Orbcomm is a family of low Earth orbit communications satellites, operated by the American satellite communications company Orbcomm. As of July 2014, 51 such satellites have orbited Earth, with 50 still continuing to do so.

Orbcomm-X, also known as Datacomm-X, was launched in 1991. It carried communications and GPS experiments. Initially, the spacecraft was reported healthy, but communication was lost after just one orbit.

Payloads: 1
Total Mass: 22.0 kg
Sun-Synchronous Orbit


TUBSAT-A (Technische Universität Berlin Satellit A) is a cube of 38 cm side length and a mass of 35 kg. It was launched on 17 June 1991 on the Ariane ASAP structure from Kourou together with ERS 1 and three other microsatellites. Its sun-synchronous orbit has an altitude of 780 km and an inclination of 98°.

The mission of TUBSAT-A is mostly technology demonstration. Experimental solar cells provide part of the energy needed, but standard cells are used on four sides of the cube. On the top, you can see two L-Band patch antennas of the satellite which are also experimental. A transputer chip (Kayser-Threde) is also tested for space environment qualification.

Payloads: 1
Total Mass: 35.0 kg
Sun-Synchronous Orbit


SARA (Satellite Amateur de Radio-Astronomie or Satellite pour Astronomie Radio Amateur) carried a radio astronomy experiment designed to survey radioelectric emissions from Jupiter.

SARA measured the radio waves transmitted by the largest planet in the solar system, Jupiter, at frequencies between 2-15 MHz. These frequencies can not be observed from the Earth, as they are blocked by the ionosphere. An earth-orbiting satellite beyond the ionosphere is ideally suited to receive and study these signals. The waves were expected to be strong enough to be received by omnidirectional antenna, thus no attitude control was required.

SARA was an 0.45 m cube-shaped satellite built by the French Club ESIEESPACE. It featured six 10 m long, deployable antennas. Power was supplied by body-mounted solar cells. Shortly before launch, it was decided to add two other technological experiments on board. The hardware provides real-time telemetry of the temperature of SARA plus the battery's voltage.

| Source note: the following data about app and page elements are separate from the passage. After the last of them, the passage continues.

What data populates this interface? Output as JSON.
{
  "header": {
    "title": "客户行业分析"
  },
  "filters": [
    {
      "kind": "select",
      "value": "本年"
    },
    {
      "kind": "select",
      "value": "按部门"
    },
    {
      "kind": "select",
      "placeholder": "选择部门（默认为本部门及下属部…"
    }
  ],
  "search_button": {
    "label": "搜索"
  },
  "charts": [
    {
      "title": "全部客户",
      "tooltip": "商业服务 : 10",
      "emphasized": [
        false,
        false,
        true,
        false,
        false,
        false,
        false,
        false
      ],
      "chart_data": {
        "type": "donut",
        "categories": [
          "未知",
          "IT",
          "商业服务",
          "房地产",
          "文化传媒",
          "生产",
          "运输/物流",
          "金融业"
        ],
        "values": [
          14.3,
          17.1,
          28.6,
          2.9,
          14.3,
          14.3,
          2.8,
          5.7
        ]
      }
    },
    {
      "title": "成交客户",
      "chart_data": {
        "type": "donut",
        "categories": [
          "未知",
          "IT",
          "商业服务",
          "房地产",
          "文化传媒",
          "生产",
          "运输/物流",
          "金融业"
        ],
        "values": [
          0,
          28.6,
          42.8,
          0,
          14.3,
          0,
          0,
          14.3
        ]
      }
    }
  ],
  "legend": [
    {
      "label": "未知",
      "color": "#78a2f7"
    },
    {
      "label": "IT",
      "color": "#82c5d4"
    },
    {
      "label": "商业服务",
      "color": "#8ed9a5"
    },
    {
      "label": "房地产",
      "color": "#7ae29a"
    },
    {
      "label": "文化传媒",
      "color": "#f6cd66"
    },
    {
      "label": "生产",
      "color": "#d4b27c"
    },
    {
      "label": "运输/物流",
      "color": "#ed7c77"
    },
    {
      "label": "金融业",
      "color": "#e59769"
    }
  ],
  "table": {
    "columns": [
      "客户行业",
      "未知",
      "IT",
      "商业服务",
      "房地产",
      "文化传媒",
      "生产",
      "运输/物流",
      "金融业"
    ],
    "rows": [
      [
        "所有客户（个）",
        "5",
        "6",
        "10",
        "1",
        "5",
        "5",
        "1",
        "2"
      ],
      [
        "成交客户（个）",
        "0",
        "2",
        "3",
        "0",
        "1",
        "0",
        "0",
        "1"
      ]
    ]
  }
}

The onboard equipment receives radio waves between 2 and 15 MHz and can calculate their average amplitude over 150 seconds which constitutes useful information. Two of the six antennas are used to transmit the data to the ground station.

During its projected 11-year mission, SARA supplemented information gathered by the Ulysses and Galileo spacecraft.

Payloads: 1
Total Mass: 26.0 kg
Sun-Synchronous Orbit


ELA-2, Guiana Space Centre, French Guiana, France



52nd orbital launch attempt


35th mission
4th mission of 1991
32nd successful mission
8th consecutive successful mission

Ariane 4

16th mission
4th mission of 1991
15th successful mission
8th consecutive successful mission